How can you use your break time to train your children?

Are you taking some sort extended break time? If so, it is a good idea to think of this time as a training period for your children. You can use your time to train your children in habits that will help them have a better school year. Over the summer, I’ll share some possible training and scheduling tips to work on during this less scheduled season. These tips are designed to help your school year run more smoothly.

How can you use your summer to train your little ones?

My first tip is to spend time thinking of any little ones you may have in your home. Begin pondering ways that they can be directed during the day, so they are not continually underfoot! When our boys were younger, we had our older boys take a turn playing with our two younger ones. This equated to my oldest son having a 30 min. playtime with each of his two youngest siblings separately during the day. My second oldest son also had individual 30 min. playtimes with each of his two younger siblings each day.

What are the benefits of summer playtimes?

We kept the playtime routine in the summer too, and fine-tuned it so my boys knew what was allowed. This routine made the transition to “school” playtimes very easy! It also helped my older sons to be less self-centered with their time during the summer! Plus, it only took an hour out of each of my older sons’ days. My little ones really looked forward to their playtimes with the big boys.

How do “playtimes” transition to more mature “together time?”

As our sons have gotten older, our third son now has a playtime daily with his younger brother. Our older sons still do “playtimes” with their younger brothers, but the “playtimes” have matured. For “playtimes” now, the boys play basketball at the park, shoot nerf-guns outside, and play catch in the backyard. They go on bike rides, play X-Wing at the coffee shop, and paint models while listening to audio books. The boys draw and create together, swim, and film their own movies. These days the “playtimes” rotate to accommodate our older sons’ busy schedules. Try establishing a playtime routine with your little ones, and see what you think!
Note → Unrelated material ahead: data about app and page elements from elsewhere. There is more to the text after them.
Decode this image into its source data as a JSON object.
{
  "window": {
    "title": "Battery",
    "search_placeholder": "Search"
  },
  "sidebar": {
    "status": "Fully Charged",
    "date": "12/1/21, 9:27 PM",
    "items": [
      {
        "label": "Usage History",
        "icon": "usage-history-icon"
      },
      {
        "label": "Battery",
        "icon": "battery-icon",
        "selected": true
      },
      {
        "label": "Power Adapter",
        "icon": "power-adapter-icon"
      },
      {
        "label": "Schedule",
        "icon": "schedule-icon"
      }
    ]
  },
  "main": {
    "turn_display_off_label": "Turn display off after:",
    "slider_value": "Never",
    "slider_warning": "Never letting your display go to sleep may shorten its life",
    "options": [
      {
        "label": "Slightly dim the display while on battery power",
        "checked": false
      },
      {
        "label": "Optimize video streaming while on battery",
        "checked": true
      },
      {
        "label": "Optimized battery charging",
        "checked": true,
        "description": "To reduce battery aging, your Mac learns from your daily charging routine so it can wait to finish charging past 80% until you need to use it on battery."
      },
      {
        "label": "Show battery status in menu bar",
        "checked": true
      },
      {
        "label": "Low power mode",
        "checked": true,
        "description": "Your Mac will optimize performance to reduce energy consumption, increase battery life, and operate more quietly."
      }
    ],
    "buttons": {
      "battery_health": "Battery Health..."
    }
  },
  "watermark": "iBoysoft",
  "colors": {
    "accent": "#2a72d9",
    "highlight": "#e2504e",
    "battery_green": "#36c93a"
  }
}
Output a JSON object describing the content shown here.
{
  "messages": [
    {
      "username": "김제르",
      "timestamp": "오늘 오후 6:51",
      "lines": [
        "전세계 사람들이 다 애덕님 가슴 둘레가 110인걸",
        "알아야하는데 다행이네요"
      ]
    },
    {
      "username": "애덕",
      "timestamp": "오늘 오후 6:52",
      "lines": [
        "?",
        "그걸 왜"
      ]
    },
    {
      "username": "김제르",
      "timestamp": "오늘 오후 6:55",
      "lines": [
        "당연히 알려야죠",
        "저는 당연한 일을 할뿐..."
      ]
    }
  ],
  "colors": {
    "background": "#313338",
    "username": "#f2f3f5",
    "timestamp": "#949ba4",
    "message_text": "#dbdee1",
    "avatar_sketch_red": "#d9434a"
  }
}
We’ve seen the relationships they build last into adulthood.

Blessings,
Carrie

HOD Guides: A Journey to Enjoy Not a Race to Complete

Top Ten Tips for Teaching Multiple Guides